═══ DATA UNDER STUDY

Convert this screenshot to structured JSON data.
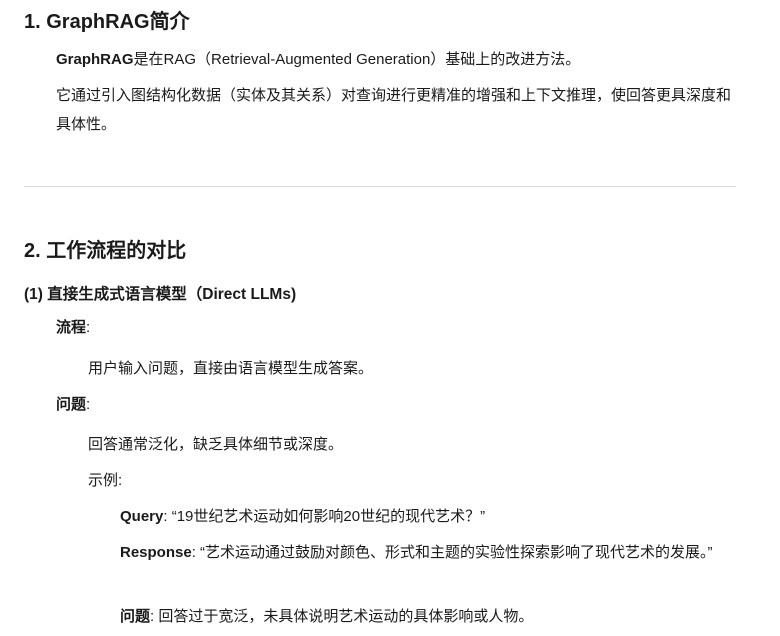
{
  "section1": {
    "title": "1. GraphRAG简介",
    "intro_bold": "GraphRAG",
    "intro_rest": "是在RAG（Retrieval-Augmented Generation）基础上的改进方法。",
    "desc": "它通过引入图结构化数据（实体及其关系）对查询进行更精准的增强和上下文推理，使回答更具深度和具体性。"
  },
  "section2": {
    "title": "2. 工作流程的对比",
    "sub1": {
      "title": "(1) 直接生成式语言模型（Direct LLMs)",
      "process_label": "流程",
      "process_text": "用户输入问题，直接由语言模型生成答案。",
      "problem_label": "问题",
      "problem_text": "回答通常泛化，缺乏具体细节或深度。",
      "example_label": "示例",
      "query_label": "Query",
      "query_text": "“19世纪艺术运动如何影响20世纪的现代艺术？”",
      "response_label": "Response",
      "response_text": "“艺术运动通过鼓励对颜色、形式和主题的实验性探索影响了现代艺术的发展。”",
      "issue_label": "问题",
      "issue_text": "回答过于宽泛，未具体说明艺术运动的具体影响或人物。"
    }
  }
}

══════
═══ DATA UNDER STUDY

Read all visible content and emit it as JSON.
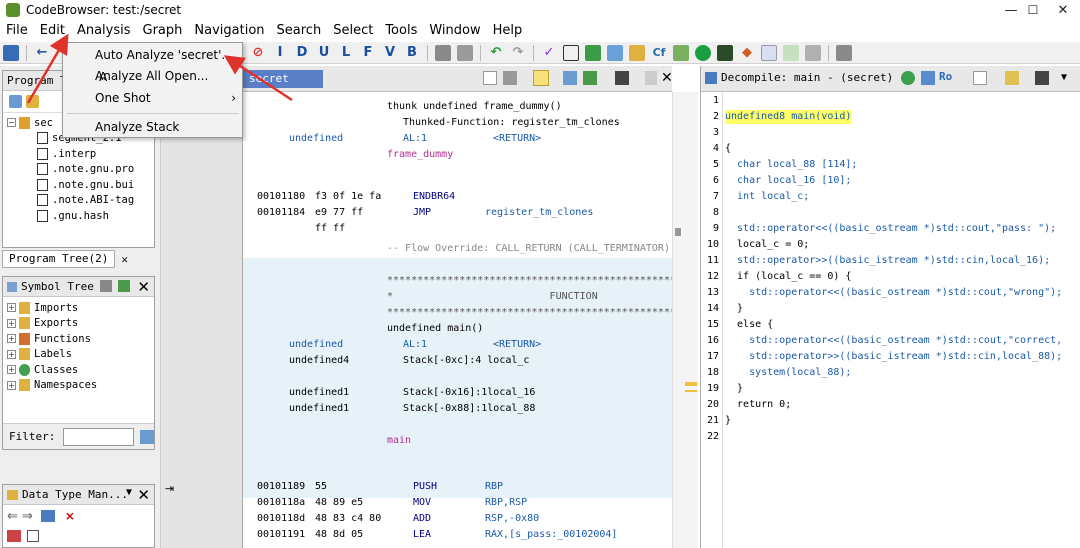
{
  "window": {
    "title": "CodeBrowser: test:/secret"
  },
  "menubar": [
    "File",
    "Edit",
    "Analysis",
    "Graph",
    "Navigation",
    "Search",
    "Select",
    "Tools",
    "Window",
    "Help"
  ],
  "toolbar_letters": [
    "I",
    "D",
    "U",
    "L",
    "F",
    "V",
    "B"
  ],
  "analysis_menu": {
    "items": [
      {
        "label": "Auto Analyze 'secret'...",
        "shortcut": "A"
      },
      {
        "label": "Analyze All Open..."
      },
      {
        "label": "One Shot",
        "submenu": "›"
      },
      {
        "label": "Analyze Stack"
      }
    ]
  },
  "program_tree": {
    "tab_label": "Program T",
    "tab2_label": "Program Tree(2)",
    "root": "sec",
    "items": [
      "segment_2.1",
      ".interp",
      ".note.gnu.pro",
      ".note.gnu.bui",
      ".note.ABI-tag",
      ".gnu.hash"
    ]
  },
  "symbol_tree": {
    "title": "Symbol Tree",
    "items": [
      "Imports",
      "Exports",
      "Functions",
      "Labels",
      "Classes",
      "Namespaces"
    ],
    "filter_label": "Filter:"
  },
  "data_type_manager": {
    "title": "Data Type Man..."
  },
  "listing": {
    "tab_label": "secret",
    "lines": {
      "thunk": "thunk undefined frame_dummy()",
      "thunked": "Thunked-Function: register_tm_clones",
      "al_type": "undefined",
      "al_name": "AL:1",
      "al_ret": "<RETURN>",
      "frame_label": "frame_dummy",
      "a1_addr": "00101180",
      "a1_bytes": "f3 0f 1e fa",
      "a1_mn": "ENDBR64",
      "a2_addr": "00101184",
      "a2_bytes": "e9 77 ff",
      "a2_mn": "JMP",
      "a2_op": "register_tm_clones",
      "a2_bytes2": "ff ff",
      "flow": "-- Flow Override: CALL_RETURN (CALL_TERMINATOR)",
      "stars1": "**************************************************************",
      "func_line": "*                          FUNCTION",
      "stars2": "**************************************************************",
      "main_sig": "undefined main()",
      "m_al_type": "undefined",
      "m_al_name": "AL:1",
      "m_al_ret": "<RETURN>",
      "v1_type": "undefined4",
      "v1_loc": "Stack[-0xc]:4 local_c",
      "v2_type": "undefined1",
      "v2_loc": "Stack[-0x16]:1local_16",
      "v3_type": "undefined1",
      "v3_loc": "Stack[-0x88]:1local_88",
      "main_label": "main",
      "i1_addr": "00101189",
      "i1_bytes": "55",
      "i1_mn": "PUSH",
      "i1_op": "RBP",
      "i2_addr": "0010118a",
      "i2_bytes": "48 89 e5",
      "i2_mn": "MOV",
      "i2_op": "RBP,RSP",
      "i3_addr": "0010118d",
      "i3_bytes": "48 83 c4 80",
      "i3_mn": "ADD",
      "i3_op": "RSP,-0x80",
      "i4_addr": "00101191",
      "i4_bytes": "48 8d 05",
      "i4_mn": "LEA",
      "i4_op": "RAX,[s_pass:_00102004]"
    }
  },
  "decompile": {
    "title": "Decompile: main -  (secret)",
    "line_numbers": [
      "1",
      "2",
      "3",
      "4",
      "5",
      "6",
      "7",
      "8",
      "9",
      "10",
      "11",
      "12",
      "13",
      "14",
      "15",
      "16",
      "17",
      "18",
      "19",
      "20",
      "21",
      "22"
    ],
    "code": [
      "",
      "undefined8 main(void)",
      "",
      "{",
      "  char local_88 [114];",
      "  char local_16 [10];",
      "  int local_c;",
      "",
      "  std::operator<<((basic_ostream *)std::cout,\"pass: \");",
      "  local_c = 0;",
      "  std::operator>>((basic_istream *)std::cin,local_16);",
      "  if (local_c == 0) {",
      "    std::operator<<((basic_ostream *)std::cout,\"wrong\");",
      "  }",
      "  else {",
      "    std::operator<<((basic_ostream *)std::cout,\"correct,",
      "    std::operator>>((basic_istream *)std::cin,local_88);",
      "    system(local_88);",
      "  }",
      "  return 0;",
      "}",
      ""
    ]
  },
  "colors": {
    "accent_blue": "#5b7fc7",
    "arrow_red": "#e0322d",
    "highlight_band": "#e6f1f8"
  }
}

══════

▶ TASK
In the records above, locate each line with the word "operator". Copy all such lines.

▶ WRITTEN RESPONSE
      "  std::operator<<((basic_ostream *)std::cout,\"pass: \");",
      "  std::operator>>((basic_istream *)std::cin,local_16);",
      "    std::operator<<((basic_ostream *)std::cout,\"wrong\");",
      "    std::operator<<((basic_ostream *)std::cout,\"correct,",
      "    std::operator>>((basic_istream *)std::cin,local_88);",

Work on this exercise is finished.